**What this task involves:** Output the data in full. Keep every word exact and exclude the pictures.

*** Data for review

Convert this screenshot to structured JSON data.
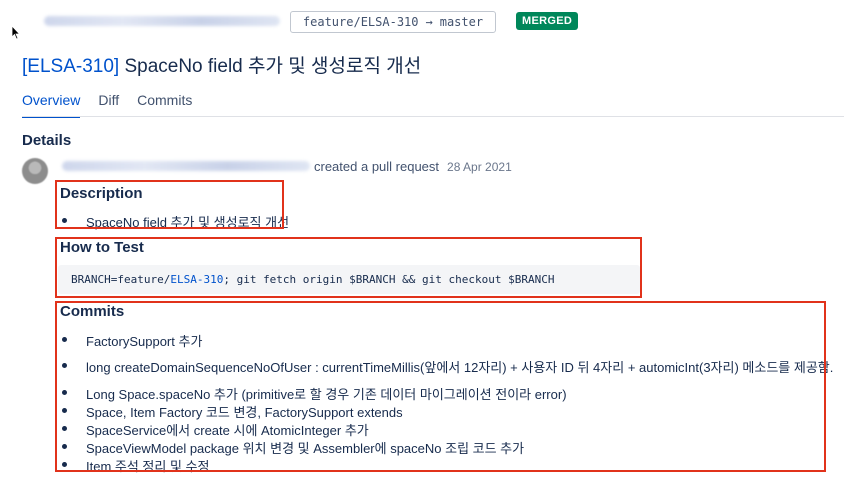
{
  "header": {
    "source_branch": "feature/ELSA-310",
    "arrow": "→",
    "target_branch": "master",
    "status": "MERGED"
  },
  "title": {
    "key": "[ELSA-310]",
    "text": "SpaceNo field 추가 및 생성로직 개선"
  },
  "tabs": [
    "Overview",
    "Diff",
    "Commits"
  ],
  "details": {
    "heading": "Details",
    "action": "created a pull request",
    "date": "28 Apr 2021"
  },
  "description": {
    "heading": "Description",
    "items": [
      "SpaceNo field 추가 및 생성로직 개선"
    ]
  },
  "how_to_test": {
    "heading": "How to Test",
    "code_prefix": "BRANCH=feature/",
    "code_key": "ELSA-310",
    "code_suffix": "; git fetch origin $BRANCH && git checkout $BRANCH"
  },
  "commits": {
    "heading": "Commits",
    "items": [
      "FactorySupport 추가",
      "long createDomainSequenceNoOfUser : currentTimeMillis(앞에서 12자리) + 사용자 ID 뒤 4자리 + automicInt(3자리) 메소드를 제공함.",
      "Long Space.spaceNo 추가 (primitive로 할 경우 기존 데이터 마이그레이션 전이라 error)",
      "Space, Item Factory 코드 변경, FactorySupport extends",
      "SpaceService에서 create 시에 AtomicInteger 추가",
      "SpaceViewModel package 위치 변경 및 Assembler에 spaceNo 조립 코드 추가",
      "Item 주석 정리 및 수정"
    ]
  },
  "colors": {
    "accent": "#0052cc",
    "merged": "#00875a",
    "highlight_box": "#e1321b"
  }
}
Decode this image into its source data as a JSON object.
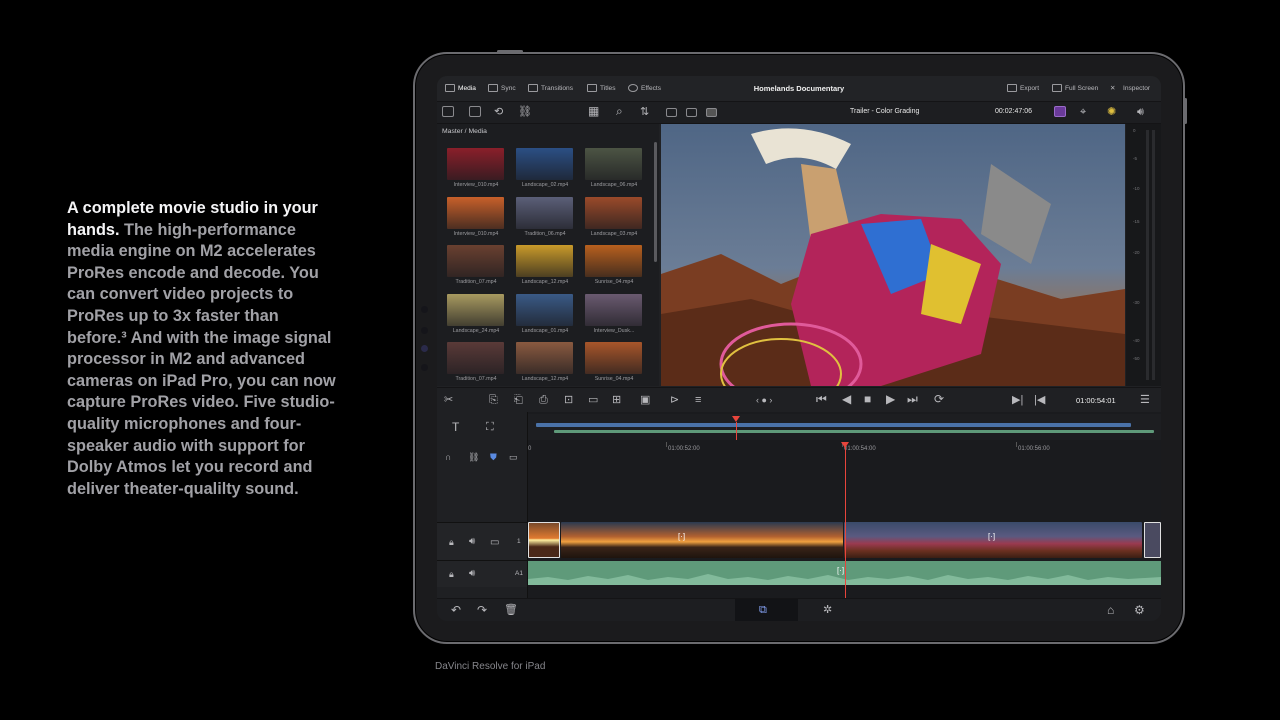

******

**Response box:**
Convert this screenshot to structured JSON data.
{
  "header": {
    "source_branch": "feature/ELSA-310",
    "arrow": "→",
    "target_branch": "master",
    "status": "MERGED"
  },
  "title": {
    "key": "[ELSA-310]",
    "text": "SpaceNo field 추가 및 생성로직 개선"
  },
  "tabs": [
    "Overview",
    "Diff",
    "Commits"
  ],
  "details": {
    "heading": "Details",
    "action": "created a pull request",
    "date": "28 Apr 2021"
  },
  "description": {
    "heading": "Description",
    "items": [
      "SpaceNo field 추가 및 생성로직 개선"
    ]
  },
  "how_to_test": {
    "heading": "How to Test",
    "code_prefix": "BRANCH=feature/",
    "code_key": "ELSA-310",
    "code_suffix": "; git fetch origin $BRANCH && git checkout $BRANCH"
  },
  "commits": {
    "heading": "Commits",
    "items": [
      "FactorySupport 추가",
      "long createDomainSequenceNoOfUser : currentTimeMillis(앞에서 12자리) + 사용자 ID 뒤 4자리 + automicInt(3자리) 메소드를 제공함.",
      "Long Space.spaceNo 추가 (primitive로 할 경우 기존 데이터 마이그레이션 전이라 error)",
      "Space, Item Factory 코드 변경, FactorySupport extends",
      "SpaceService에서 create 시에 AtomicInteger 추가",
      "SpaceViewModel package 위치 변경 및 Assembler에 spaceNo 조립 코드 추가",
      "Item 주석 정리 및 수정"
    ]
  },
  "colors": {
    "accent": "#0052cc",
    "merged": "#00875a",
    "highlight_box": "#e1321b"
  }
}
Decode this image into its source data as a JSON object.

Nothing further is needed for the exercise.